On that part of the highway, there are four general purpose free lanes for 1 mile north of I-85. At that point, one of the free lanes is converted to a carpool lane.
The second segment is a few miles to the north. After the Interstate 485 interchange, the carpool lane ends and reverts back to a free general purpose lane for about 1.5 miles.
DOT’s plan calls for the existing carpool lane to be converted to a toll lane. That is allowed under state law and federal guidelines.
But the conversion would also include the two small segments of I-77 that don’t have a toll lane.
Kurt Naas of the group Widen I-77 opposes the toll lanes. The conversion of the free lane north of I-485 is part of the group’s lawsuit against the project.
“It may seem like a small thing,” Naas said. “But the law is the law.”
It’s unclear how the state law would be interpreted if the lawsuit moves forward. The segments of free lanes that are being converted are not long enough to go from one exit to another, and it’s possible the issue could be seen as a technicality. That would allow the toll lane project to move forward.
Earlier this year, the Transportation Department considered opening up an unused lane on the outside shoulder of I-485 in south Charlotte.
The state’s long-term plans for the shoulder is to convert it to a toll lane, and the state said it couldn’t open the shoulder as a free lane today because that would stop it from tolling it in the future.
The U.S. Department of Transportation’s guidelines generally prohibit converting free lanes into toll lanes, though there are some exceptions.
On I-77 south, the carpool lane is longer. It runs from north of I-485 all the way to Interstate 277 in uptown. That means there is no segment of I-77 south in which free lanes are being switched to toll lanes.
Last month, the state Transportation Department signed the final paperwork with I-77 Mobility Partners, a subsidiary of Cintra US, to build the toll lanes. Construction is expected to start this summer and be completed in 2018.

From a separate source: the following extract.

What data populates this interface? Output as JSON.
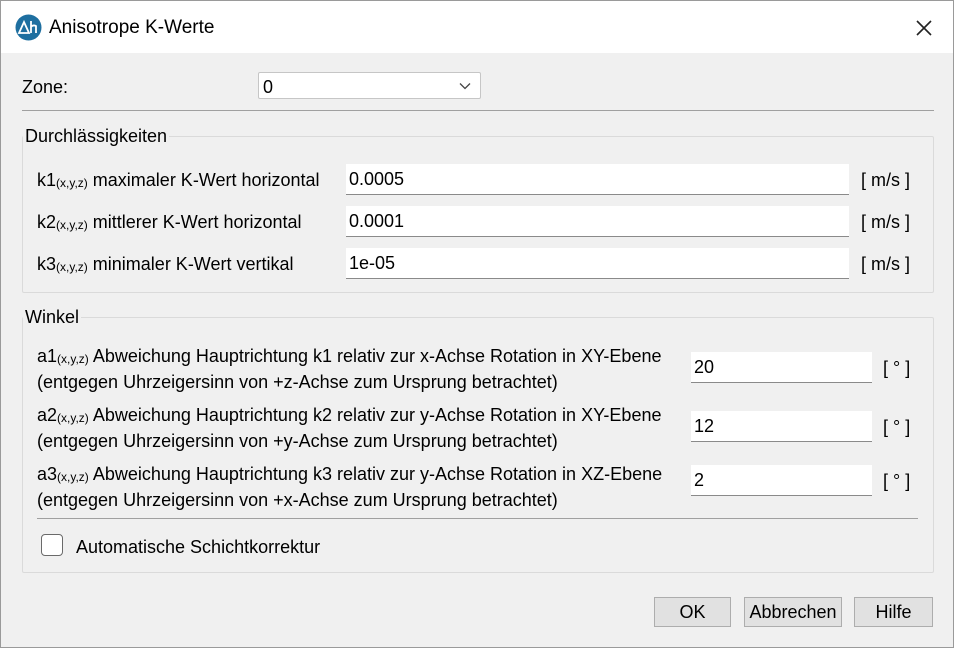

In May, a number of local officials grew concerned about the terms of the contract with I-77 Mobility Partners, specifically a provision that would make it difficult to widen I-77 for the next 50 years after the toll lanes are finished.